Tuesday, May 26, 2009

The Hotel

In 2002, when the Matron was pregnant with Merrick, John stumbled across their dream house!

This house has hidden treasures, starting with its deceptively demure appearance. It's big! Here's the back view.

And the view from the back? Breathtaking, year round.

Imagine the Matron, five-months pregnant with an agent awaiting a novel, touring this house. She could not fathom being so lucky as to live here! Or how in the world she would actually manage the move!

Everywhere she looked, there were good lines and gleaming wood.

And a beautiful garden!

But the very best part? She would have her own office! A room of her own.

There was a brand new kitchen, just waiting for John to clean and care for (ahem).

This house was also near a regional park - a place to play and a fine expanse for the daily run.

So the Matron and her husband miraculously secured this house! As they prepared to move in, there was just one problem. And it had nothing to do with being increasingly hugely pregnant while moving, writing a novel, and caring for a four and six-year old.

It was this:

That's the picture the Matron surreptiously took this very morning. She can't stand in front of the house and snap with abandon, because its front lawn is littered with people. Clearly and substantially medicated people.

This alarmed the Matron. She loved her new house. Loved the neighborhood. But one block down was clearly some kind of group home peopled by a large number of adults fueled by thorazine. The Matron wondered what type of problem these people had? Were they mentally ill or simply disabled? Dangerous to children?

She moved in and made it her quest to scour the neighborhood for knowledge. Surely, one of her new neighbors knew the exact nature of the home. For an entire year, the Matron inquired. "Do you know what kind of disability or mental illness they're licensed for?"

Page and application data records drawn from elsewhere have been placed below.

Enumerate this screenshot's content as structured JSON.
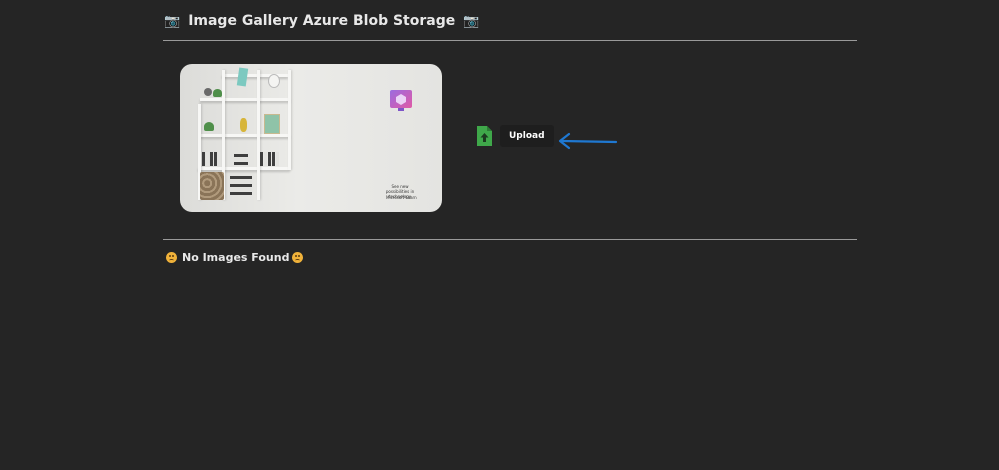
{
  "header": {
    "title": "Image Gallery Azure Blob Storage",
    "leading_icon": "camera-emoji",
    "trailing_icon": "camera-emoji"
  },
  "hero_image": {
    "tagline": "See new possibilities in technology",
    "brand": "Microsoft Learn"
  },
  "upload": {
    "icon": "file-upload-icon",
    "button_label": "Upload",
    "pointer": "arrow-left-icon"
  },
  "gallery": {
    "empty_message": "No Images Found",
    "empty_icon": "slightly-frowning-face-emoji"
  },
  "colors": {
    "background": "#252525",
    "text": "#e8e8e8",
    "divider": "#9a9a9a",
    "upload_icon": "#3fa84a",
    "arrow": "#1f78d1"
  }
}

Not one soul knew. Indeed, at parties and potlucks and neighborhood gatherings, everywhere --everyone confirmed: not one person had any inkling about what kind of residents lived next door.

There was a whole lot of this: "Wow, isn't that strange that nobody knows!" and this "funny that we don't know. But there's never been a problem there" and "can't say that anybody ever has asked. Those folks keep to themselves pretty much."

Yes -- from the people living directly next door to those two blocks down--the neighborhood demonstrated a general sense of ignorance and incredulity at said state.

So the Matron, a bit obsessive and fearing pedophiles and ax-murderers who could potentially 'wake up' from their slumber, did a little research and saw that the property was owned by the state of Minnesota. A few more steps and she found the appropriate state agency to call. She even secured a phone number to call for the exact scoop on what kind of folk resided down the street.

But just as she was set to hit that 'dial' button? She could not bring herself to call! Who was she to mess with neighborhood karma? The control freak Matron put down that phone. She felt like it was the destiny of the house and neighborhood to not know. Trust her. This attitude does not come naturally. She was probably shaking when she set aside that phone.

And nearly seven years later? Not one negative peep or red flag waving from the big huge house.

Yesterday, when one of the residents embarked upon a two hour somabulist shuffle up and down the street (as they sometimes do), Merrick simply moved his scooter out of the man's way and said this: "It's nice to make woom fow the people from the hotel because they can't weally walk wight."

Part of what's normal around here.

Sunday, May 24, 2009

She Forgot to Tell You

That the Matron is taking a Memorial Holiday Blogging Break.  She'll be back on Tuesday, refreshed as all get out.